DIRECTIONS
Omit the images and output every line of the data below exactly.
__________________________________________________
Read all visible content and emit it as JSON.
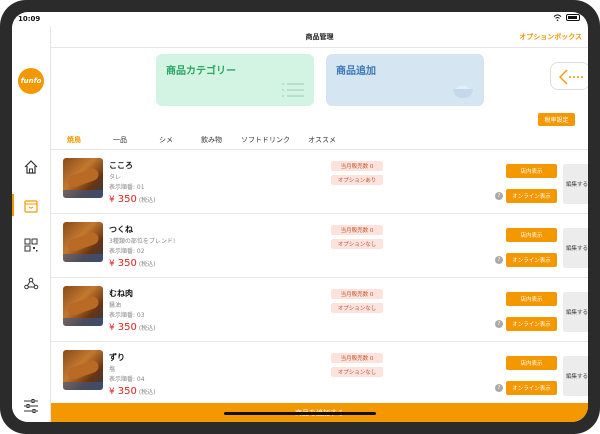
{
  "status": {
    "time": "10:09"
  },
  "brand": {
    "logo_text": "funfo"
  },
  "header": {
    "title": "商品管理",
    "option_box": "オプションボックス"
  },
  "cards": {
    "category": "商品カテゴリー",
    "add": "商品追加"
  },
  "rate_button": "税率設定",
  "tabs": [
    {
      "label": "焼鳥",
      "active": true
    },
    {
      "label": "一品",
      "active": false
    },
    {
      "label": "シメ",
      "active": false
    },
    {
      "label": "飲み物",
      "active": false
    },
    {
      "label": "ソフトドリンク",
      "active": false
    },
    {
      "label": "オススメ",
      "active": false
    }
  ],
  "items": [
    {
      "name": "こころ",
      "sauce": "タレ",
      "order": "表示順番: 01",
      "yen": "¥",
      "price": "350",
      "tax": "(税込)",
      "sales": "当月販売数 0",
      "option": "オプションあり",
      "store": "店内表示",
      "online": "オンライン表示",
      "edit": "編集する",
      "help": "?"
    },
    {
      "name": "つくね",
      "sauce": "3種類の部位をブレンド!",
      "order": "表示順番: 02",
      "yen": "¥",
      "price": "350",
      "tax": "(税込)",
      "sales": "当月販売数 0",
      "option": "オプションなし",
      "store": "店内表示",
      "online": "オンライン表示",
      "edit": "編集する",
      "help": "?"
    },
    {
      "name": "むね肉",
      "sauce": "醤油",
      "order": "表示順番: 03",
      "yen": "¥",
      "price": "350",
      "tax": "(税込)",
      "sales": "当月販売数 0",
      "option": "オプションなし",
      "store": "店内表示",
      "online": "オンライン表示",
      "edit": "編集する",
      "help": "?"
    },
    {
      "name": "ずり",
      "sauce": "塩",
      "order": "表示順番: 04",
      "yen": "¥",
      "price": "350",
      "tax": "(税込)",
      "sales": "当月販売数 0",
      "option": "オプションなし",
      "store": "店内表示",
      "online": "オンライン表示",
      "edit": "編集する",
      "help": "?"
    }
  ],
  "footer": {
    "add_product": "商品を追加する"
  },
  "colors": {
    "accent": "#f39800",
    "price": "#e02020",
    "category_card": "#d3f3e3",
    "add_card": "#d5e5f2"
  }
}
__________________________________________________
FINISHED TASK
Read all visible content and emit it as JSON.
{
  "status": {
    "time": "10:09"
  },
  "brand": {
    "logo_text": "funfo"
  },
  "header": {
    "title": "商品管理",
    "option_box": "オプションボックス"
  },
  "cards": {
    "category": "商品カテゴリー",
    "add": "商品追加"
  },
  "rate_button": "税率設定",
  "tabs": [
    {
      "label": "焼鳥",
      "active": true
    },
    {
      "label": "一品",
      "active": false
    },
    {
      "label": "シメ",
      "active": false
    },
    {
      "label": "飲み物",
      "active": false
    },
    {
      "label": "ソフトドリンク",
      "active": false
    },
    {
      "label": "オススメ",
      "active": false
    }
  ],
  "items": [
    {
      "name": "こころ",
      "sauce": "タレ",
      "order": "表示順番: 01",
      "yen": "¥",
      "price": "350",
      "tax": "(税込)",
      "sales": "当月販売数 0",
      "option": "オプションあり",
      "store": "店内表示",
      "online": "オンライン表示",
      "edit": "編集する",
      "help": "?"
    },
    {
      "name": "つくね",
      "sauce": "3種類の部位をブレンド!",
      "order": "表示順番: 02",
      "yen": "¥",
      "price": "350",
      "tax": "(税込)",
      "sales": "当月販売数 0",
      "option": "オプションなし",
      "store": "店内表示",
      "online": "オンライン表示",
      "edit": "編集する",
      "help": "?"
    },
    {
      "name": "むね肉",
      "sauce": "醤油",
      "order": "表示順番: 03",
      "yen": "¥",
      "price": "350",
      "tax": "(税込)",
      "sales": "当月販売数 0",
      "option": "オプションなし",
      "store": "店内表示",
      "online": "オンライン表示",
      "edit": "編集する",
      "help": "?"
    },
    {
      "name": "ずり",
      "sauce": "塩",
      "order": "表示順番: 04",
      "yen": "¥",
      "price": "350",
      "tax": "(税込)",
      "sales": "当月販売数 0",
      "option": "オプションなし",
      "store": "店内表示",
      "online": "オンライン表示",
      "edit": "編集する",
      "help": "?"
    }
  ],
  "footer": {
    "add_product": "商品を追加する"
  },
  "colors": {
    "accent": "#f39800",
    "price": "#e02020",
    "category_card": "#d3f3e3",
    "add_card": "#d5e5f2"
  }
}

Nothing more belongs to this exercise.